Editor's Note: Flexibility in the scheduling of hours worked may increase efficiency.

Marta MoakleyOverview: One type of special work arrangement allows for flexibility in the scheduling of working time. Alternative work schedules may include a flextime arrangement, which specifically defines "core hours" (hours during which the employee must be at the workplace) and allows workers to vary the workday's start and end times.

In addition, workers may elect to work a compressed workweek. For example, an employee will still log 40 hours per week, but instead of working five eight-hour days, the employee works four ten-hour days. Another popular arrangement is the "5-4-9" compressed schedule: employees work nine-hour days every workday, and have every other Friday off.

Supervisors may also make special arrangements with respect to shift and break schedules. However, employers must ensure that any applicable external legal requirements, e.g., Fair Labor Standards Act (FLSA) requirements, are met.

Trends: In addition to federal requirements under the Affordable Care Act (ACA), a growing number of states impose lactation break requirements for employers.
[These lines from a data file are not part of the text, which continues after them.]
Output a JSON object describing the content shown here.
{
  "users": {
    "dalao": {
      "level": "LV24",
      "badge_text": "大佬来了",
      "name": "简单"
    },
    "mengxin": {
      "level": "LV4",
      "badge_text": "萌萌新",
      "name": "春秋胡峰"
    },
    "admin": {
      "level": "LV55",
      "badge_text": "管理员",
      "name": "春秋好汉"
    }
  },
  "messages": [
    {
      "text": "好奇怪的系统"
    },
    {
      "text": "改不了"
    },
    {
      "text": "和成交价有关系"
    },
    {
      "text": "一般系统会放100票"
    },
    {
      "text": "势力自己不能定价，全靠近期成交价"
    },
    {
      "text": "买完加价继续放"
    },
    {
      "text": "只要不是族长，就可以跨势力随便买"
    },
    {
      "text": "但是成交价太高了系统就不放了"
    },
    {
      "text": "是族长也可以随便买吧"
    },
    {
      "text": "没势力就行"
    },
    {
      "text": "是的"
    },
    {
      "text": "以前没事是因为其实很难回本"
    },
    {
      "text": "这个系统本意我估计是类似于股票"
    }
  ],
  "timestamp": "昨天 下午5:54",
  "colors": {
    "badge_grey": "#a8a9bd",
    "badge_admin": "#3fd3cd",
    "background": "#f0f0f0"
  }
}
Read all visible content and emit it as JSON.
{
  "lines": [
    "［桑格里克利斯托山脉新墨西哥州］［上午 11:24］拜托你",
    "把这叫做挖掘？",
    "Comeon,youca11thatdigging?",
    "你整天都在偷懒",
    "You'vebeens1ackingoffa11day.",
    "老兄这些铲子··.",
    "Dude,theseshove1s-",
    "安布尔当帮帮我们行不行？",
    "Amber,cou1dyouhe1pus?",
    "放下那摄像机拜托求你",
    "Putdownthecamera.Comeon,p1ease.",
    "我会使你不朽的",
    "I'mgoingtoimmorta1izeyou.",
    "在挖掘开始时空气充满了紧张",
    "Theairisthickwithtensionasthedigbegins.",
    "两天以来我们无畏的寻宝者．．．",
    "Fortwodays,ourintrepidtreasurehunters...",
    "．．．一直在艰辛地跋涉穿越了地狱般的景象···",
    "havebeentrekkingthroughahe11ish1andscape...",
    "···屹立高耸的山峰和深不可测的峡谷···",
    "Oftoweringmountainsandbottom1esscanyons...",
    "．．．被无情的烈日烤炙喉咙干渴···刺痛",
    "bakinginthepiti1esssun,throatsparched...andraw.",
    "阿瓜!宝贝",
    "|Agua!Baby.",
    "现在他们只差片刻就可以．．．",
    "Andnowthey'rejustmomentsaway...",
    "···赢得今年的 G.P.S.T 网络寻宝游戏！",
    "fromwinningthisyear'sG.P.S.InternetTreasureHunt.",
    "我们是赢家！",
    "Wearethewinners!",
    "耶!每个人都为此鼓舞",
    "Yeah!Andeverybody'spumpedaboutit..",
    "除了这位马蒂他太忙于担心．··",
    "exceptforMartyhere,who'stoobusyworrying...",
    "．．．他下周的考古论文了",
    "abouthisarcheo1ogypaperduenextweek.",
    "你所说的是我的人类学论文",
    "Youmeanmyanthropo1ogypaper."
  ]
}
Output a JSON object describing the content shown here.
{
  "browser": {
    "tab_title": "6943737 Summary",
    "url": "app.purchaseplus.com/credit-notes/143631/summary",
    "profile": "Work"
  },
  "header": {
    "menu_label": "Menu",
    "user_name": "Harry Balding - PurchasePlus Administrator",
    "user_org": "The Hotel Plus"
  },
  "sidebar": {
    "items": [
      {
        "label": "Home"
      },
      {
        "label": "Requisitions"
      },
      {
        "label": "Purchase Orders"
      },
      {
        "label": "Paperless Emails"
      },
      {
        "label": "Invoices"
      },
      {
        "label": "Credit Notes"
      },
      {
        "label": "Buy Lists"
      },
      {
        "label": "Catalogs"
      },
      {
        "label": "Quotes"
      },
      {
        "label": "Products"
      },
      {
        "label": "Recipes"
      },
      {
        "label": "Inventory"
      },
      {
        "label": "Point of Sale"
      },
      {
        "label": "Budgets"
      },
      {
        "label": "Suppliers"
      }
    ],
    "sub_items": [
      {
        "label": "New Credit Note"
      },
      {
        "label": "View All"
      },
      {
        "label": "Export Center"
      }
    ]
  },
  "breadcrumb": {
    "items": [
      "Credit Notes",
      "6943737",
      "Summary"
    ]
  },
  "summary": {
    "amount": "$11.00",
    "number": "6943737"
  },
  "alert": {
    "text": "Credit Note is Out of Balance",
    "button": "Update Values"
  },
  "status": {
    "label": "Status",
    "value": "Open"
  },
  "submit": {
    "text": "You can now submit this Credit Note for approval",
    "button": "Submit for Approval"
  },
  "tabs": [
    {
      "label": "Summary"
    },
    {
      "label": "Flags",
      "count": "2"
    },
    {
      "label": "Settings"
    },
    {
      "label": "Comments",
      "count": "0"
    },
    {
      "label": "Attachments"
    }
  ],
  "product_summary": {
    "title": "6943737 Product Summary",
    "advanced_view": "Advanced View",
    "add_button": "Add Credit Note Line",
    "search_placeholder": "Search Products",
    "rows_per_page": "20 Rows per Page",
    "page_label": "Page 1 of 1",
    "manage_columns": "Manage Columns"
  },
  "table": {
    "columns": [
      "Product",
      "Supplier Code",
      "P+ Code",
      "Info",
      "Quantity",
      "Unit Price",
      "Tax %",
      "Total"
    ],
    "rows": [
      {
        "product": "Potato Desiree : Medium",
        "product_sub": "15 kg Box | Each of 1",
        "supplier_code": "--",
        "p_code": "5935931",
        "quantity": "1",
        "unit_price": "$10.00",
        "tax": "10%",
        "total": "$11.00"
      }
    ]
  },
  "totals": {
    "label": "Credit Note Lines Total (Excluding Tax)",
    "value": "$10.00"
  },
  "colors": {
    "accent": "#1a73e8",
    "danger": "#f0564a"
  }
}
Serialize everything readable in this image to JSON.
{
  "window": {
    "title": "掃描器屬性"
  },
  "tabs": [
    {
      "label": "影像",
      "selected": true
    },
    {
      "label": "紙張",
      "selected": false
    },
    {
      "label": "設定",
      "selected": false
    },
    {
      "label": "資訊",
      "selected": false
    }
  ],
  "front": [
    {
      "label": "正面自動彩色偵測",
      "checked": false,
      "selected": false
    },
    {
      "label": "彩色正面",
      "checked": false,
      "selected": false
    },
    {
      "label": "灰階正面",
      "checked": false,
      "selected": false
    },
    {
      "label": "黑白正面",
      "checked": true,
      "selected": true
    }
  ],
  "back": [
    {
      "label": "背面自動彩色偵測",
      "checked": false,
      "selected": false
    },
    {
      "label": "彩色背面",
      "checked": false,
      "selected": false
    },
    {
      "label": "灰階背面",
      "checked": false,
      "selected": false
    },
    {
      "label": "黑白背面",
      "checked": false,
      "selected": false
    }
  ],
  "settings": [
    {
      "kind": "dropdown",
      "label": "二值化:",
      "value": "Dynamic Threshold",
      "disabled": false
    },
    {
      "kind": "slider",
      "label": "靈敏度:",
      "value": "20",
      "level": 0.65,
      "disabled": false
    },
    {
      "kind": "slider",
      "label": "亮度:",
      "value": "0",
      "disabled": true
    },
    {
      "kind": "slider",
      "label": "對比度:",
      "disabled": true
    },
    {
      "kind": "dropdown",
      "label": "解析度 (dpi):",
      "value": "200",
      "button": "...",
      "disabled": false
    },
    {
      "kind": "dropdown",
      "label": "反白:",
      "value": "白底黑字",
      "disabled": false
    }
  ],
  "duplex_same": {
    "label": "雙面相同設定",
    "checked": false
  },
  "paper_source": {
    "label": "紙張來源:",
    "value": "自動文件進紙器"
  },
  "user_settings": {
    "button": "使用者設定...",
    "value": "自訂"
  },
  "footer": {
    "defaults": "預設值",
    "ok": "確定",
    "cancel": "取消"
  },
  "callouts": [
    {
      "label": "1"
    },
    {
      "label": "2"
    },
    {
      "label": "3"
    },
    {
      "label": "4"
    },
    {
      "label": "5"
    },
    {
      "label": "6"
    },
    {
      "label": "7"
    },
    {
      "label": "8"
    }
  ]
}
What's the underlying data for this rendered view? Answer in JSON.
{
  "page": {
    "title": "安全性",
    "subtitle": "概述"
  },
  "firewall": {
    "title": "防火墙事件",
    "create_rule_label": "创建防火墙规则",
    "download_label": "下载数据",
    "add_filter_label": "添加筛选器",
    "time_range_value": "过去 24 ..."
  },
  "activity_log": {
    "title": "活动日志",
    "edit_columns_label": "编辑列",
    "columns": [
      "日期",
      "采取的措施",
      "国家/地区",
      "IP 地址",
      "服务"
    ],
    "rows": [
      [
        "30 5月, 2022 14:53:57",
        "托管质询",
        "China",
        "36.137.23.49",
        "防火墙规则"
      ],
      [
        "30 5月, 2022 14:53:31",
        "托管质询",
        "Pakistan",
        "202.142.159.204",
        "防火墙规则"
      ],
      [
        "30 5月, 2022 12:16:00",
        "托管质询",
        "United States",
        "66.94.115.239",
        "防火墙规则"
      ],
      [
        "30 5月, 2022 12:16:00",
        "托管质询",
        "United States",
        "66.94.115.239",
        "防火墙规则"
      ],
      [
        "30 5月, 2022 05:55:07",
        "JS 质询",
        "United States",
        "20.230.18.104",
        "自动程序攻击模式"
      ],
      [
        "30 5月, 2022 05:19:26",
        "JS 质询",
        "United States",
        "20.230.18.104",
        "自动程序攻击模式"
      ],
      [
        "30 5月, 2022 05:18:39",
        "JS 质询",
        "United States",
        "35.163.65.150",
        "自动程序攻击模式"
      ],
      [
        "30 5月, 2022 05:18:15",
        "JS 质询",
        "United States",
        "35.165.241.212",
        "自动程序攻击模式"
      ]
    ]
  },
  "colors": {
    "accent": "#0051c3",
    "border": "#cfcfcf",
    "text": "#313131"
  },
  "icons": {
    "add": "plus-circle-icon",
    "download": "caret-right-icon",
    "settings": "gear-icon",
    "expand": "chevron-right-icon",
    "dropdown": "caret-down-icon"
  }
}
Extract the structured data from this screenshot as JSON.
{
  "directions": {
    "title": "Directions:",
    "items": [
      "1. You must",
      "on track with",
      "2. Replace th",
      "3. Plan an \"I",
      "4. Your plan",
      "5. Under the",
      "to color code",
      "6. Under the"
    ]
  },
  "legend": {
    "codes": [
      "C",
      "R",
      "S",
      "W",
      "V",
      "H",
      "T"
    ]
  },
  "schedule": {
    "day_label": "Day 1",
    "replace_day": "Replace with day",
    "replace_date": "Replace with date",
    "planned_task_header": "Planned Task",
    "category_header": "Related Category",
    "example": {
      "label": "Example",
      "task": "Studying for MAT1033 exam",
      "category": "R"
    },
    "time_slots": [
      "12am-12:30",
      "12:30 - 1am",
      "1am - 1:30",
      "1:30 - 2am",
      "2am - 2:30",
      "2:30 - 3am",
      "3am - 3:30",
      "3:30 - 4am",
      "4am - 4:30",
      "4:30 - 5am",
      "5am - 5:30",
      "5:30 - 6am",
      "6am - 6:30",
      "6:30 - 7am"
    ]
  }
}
In fashioning an employee's alternative work schedule, employers should bear in mind not only the amount and frequency of breaks to which the employee may be entitled, but also if there exist any associated employee privacy requirements (such as providing a private area in which to express breast milk).

Author: Marta Moakley, JD, Legal Editor

Latest items in Alternative Work Schedules

About This Topic

HR guidance on the legal risks and benefits of alternative work schedules.